This is the second year for the event.
“Students really enjoyed it last year,” said Tavia Hardee, the school’s licensed professional counselor. “The first thing students asked us this year was ‘Are we doing tie dye again this year?’ Yes, we are.”
Hardee and school psychologist Jayna Dotson took over the school’s group counseling sessions two years ago. They say what did focus strictly on anger management now includes much, much more.
“We wanted to revamp the program and make it more encompassing,” said Dotson. “The program isn’t always anger management. Sometimes, they lack the skills necessary to deal with everyday stresses. We work on social skills and family relationships in a group setting.”
Group sessions allow students to: talk about problems they are having, discuss decisions made and the consequences of those, and work on alternative decisions in order to achieve better outcomes.
The school is an alternative school, which means students who had difficulty at Warren County High School are sent there. Dotson says she understands there is a public perception that students who attend Warren Academy are bad.
“However, it’s just not true,” Dotson said. “These are good kids who have made bad decisions. The decisions are bad. Not the kids.”
Hardee says talking about feelings is the last thing some of the students want to do.
“The first month some just don’t want to do group sessions,” said Hardee. “It takes about a month for them to open up. Then, they decide that they want to join in and make changes in their lives. It’s an awesome transformation to be able to see.”
Only students successfully completing group sessions are allowed to tie dye a shirt at the end of the year. The shirts are then hung on the fence in front of the school to dry, which does bring attention from passing motorists.
“We have gotten calls from people wanting to know if they are for sale,” said Dotson. “No, they aren’t for sale. What they are is a reward for these students who don’t always get the recognition and credit they deserve.

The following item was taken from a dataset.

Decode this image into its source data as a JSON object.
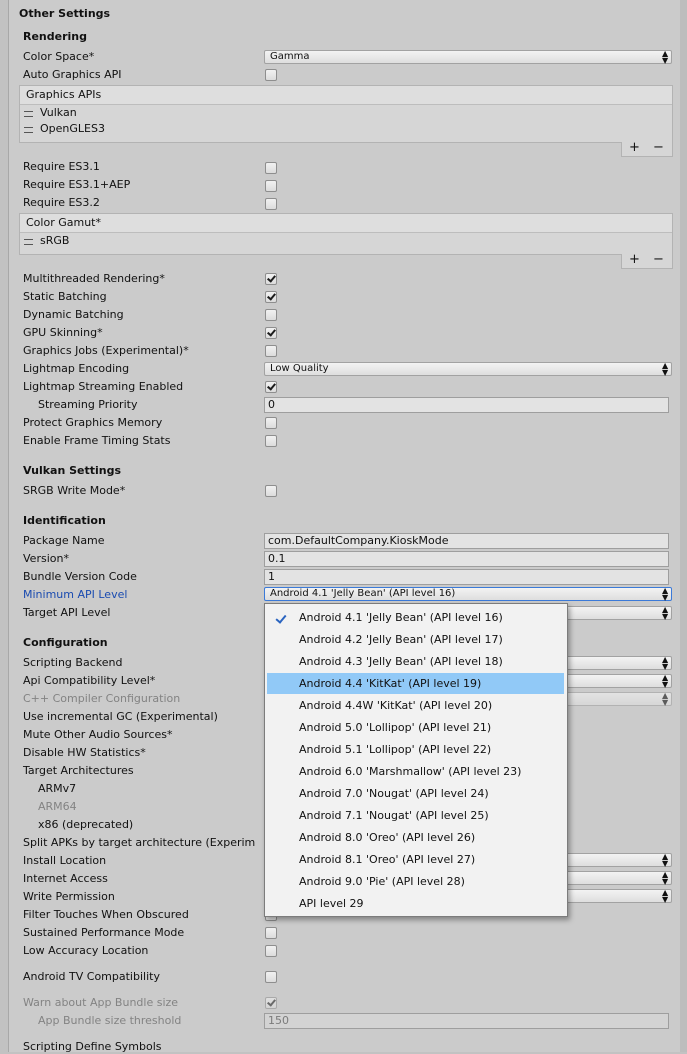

They have to earned it, and they enjoy wearing them to school.”
Dress code at the school is usually navy-colored shirt and Kaki pants.

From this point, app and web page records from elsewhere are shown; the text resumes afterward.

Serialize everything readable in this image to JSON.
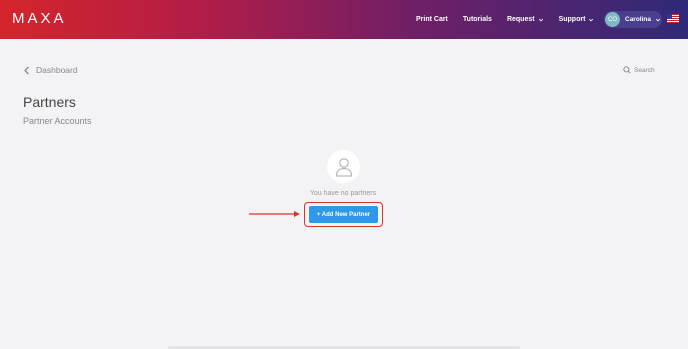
{
  "header": {
    "logo": "MAXA",
    "nav": [
      {
        "label": "Print Cart",
        "has_dropdown": false
      },
      {
        "label": "Tutorials",
        "has_dropdown": false
      },
      {
        "label": "Request",
        "has_dropdown": true
      },
      {
        "label": "Support",
        "has_dropdown": true
      }
    ],
    "user": {
      "initials": "CO",
      "name": "Carolina"
    },
    "flag_icon": "us-flag-icon",
    "gradient_colors": [
      "#d5252b",
      "#2f2a78"
    ]
  },
  "toolbar": {
    "back_label": "Dashboard",
    "search_label": "Search"
  },
  "page": {
    "title": "Partners",
    "subtitle": "Partner Accounts"
  },
  "empty_state": {
    "message": "You have no partners",
    "button_label": "+ Add New Partner",
    "button_color": "#2e98ea",
    "highlight_color": "#d9362b"
  }
}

“It gives them a break from the normal dress code and a chance to express themselves,” said Hardee. “Some of them are hesitant about making their own shirt, but they get into it and enjoy the finished product.”